If you choose to require a parental permission slip, we have included a sample one here that you can easily customize to your needs. (Please note: The permission slip is for school/community use only and should not be submitted to StoryCorps. You should seek further legal advice from your counsel as needed to finalize any terms.)

After recording, students will have the option to publish their interviews. If published, the interviews will be entered in the StoryCorps Archive in the American Folklife Center at the Library of Congress and appear publicly online at StoryCorps.org. If the students do not want to publish their interviews, they can save the interviews to their devices. (Please note: Only interviews recorded via the StoryCorps App can be saved locally to the device.) Students and other participants should not be required to publish their interviews publicly to receive credit. This is to preserve participant privacy. Please see our privacy setting recommendations for those who prefer to keep their recordings private.

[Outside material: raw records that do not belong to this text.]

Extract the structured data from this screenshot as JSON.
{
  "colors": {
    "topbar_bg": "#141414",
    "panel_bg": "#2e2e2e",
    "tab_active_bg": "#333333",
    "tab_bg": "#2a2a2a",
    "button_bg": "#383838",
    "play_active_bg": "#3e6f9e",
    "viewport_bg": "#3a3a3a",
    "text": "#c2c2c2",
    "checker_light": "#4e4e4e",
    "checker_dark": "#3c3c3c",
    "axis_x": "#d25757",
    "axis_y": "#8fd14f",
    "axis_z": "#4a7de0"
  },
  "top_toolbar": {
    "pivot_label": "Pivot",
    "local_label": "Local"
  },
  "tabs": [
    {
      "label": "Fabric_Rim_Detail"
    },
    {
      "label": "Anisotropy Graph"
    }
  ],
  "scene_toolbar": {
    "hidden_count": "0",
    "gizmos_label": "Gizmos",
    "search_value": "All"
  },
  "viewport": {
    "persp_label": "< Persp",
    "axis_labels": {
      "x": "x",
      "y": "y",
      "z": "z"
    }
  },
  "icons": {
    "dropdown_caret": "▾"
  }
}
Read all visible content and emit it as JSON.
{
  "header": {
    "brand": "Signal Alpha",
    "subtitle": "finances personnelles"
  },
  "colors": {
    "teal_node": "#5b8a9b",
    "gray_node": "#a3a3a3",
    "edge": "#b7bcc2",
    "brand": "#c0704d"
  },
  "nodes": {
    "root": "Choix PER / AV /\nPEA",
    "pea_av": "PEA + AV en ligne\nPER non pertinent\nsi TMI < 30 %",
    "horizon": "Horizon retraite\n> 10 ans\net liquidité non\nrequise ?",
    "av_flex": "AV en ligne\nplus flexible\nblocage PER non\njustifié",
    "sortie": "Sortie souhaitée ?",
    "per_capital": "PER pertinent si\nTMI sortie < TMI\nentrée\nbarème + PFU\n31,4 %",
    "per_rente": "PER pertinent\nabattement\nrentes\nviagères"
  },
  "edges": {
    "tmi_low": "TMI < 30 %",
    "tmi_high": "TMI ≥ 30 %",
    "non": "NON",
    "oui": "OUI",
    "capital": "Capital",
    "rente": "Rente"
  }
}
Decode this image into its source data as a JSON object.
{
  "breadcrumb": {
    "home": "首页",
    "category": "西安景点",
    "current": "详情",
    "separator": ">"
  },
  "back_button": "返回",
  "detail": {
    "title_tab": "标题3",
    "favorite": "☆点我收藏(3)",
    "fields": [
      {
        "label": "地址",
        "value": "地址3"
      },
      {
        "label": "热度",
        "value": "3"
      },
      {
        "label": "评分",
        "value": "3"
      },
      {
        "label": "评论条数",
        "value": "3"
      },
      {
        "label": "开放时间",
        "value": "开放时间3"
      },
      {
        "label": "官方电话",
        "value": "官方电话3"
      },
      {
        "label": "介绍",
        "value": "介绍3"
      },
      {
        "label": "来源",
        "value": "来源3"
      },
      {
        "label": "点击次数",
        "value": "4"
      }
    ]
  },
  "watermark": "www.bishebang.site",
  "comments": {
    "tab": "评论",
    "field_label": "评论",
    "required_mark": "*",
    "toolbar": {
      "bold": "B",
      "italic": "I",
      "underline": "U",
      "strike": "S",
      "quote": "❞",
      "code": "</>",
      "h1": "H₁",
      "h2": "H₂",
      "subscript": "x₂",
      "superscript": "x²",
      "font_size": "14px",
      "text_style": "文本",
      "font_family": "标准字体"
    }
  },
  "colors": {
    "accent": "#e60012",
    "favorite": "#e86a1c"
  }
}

Common Core Standards and Alignment

Standards: Applicable Common Core Standards

With specific alignment to the following:

CCSS.ELA-LITERACY.WHST.9-12.2-4 Write informative/explanatory texts, including the narration of historical events, scientific procedures/experiments, or technical processes.

CCSS.ELA-LITERACY.RH.9-12.1-10 Cite specific textual evidence to support analysis of primary and secondary sources, attending to such features as the date and origin of the information.

CCSS.ELA-LITERACY.WHST.9-12.6-9 Use technology, including the internet, to produce, publish, and update individual or shared writing products, taking advantage of technology’s capacity to link to other information and to display information flexibly and dynamically.

Get the Printable Placemat

It’s the connections they’ll remember more than the centerpiece or the stuffing. Download and print the official 2020 Great Thanksgiving Listen placemat, in whatever quantity you need, and you’ll have a sampler platter of Great Questions closer than the salt shaker. Use them as ice-breakers around the table, then after the meal find a quiet place and record your interview with the free StoryCorps App.

Download Printable PDF (size: 8.5″ x 11″)

Additional Resources

Connect directly with other educators and StoryCorps staff in our StoryCorps in the Classroom Facebook group.

Find answers to your technical support questions in our Help Center.

Explore additional resources in the Education section of our website.